How To Play A Gladstone-Style Triple-Stroke Roll
This month we’re learning to work another of my favorite rudiments, the triple-stroke roll, for maximum speed and control.
Although there are various techniques you can use to play the triple-stroke roll (RRRLLLRRRLLL), I prefer a combination of wrist and fingers using an advanced Billy Gladstone method. I use a downward wrist motion to produce the first right-hand stroke and a finger technique for the next stroke, then another finger in combination with an upward wrist motion to bring me back to my starting position. Repeat this same pattern on the left hand. This allows me to effortlessly execute the triple-stroke roll both with and without accents (as it appears on the official list of PAS Rudiments).

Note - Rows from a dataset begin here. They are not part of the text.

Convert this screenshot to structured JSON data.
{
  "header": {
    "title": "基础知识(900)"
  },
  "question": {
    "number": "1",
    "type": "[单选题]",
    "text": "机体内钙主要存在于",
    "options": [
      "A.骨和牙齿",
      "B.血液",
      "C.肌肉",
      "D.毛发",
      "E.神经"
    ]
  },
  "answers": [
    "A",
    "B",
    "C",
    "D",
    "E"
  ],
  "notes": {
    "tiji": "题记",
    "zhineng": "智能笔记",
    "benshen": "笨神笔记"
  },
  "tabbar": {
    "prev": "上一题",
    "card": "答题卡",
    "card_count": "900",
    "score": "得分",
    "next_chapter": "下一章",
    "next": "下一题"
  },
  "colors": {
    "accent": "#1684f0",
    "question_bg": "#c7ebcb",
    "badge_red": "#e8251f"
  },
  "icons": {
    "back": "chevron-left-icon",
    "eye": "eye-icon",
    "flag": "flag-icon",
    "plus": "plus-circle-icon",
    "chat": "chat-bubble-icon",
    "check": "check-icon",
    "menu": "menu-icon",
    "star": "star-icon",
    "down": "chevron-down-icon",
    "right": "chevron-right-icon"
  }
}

When practicing, be sure to follow my wrist-finger-finger/wrist suggestions and work it two ways. First, play each note at the same volume level and then accent the first note of each of the three strokes using the wrist stroke to make the accent.
W = Wrist Stroke
F = Finger Stroke
R= Right Hand
L = Left Hand
SD = Snare Drum
Practice each exercise with and without an accent on each wrist stroke.
Getting Up To Speed!
When you practice the triple-stroke roll make sure that each stick sounds the same (except when accenting) and play all strokes as evenly as possible. Ideally, it should sound like you are playing the entire rudiment with one hand. Try to get it up to speed, because next month I’ll give you some ideas for applying the triple-stroke roll to the drum set.
Until then, stay loose!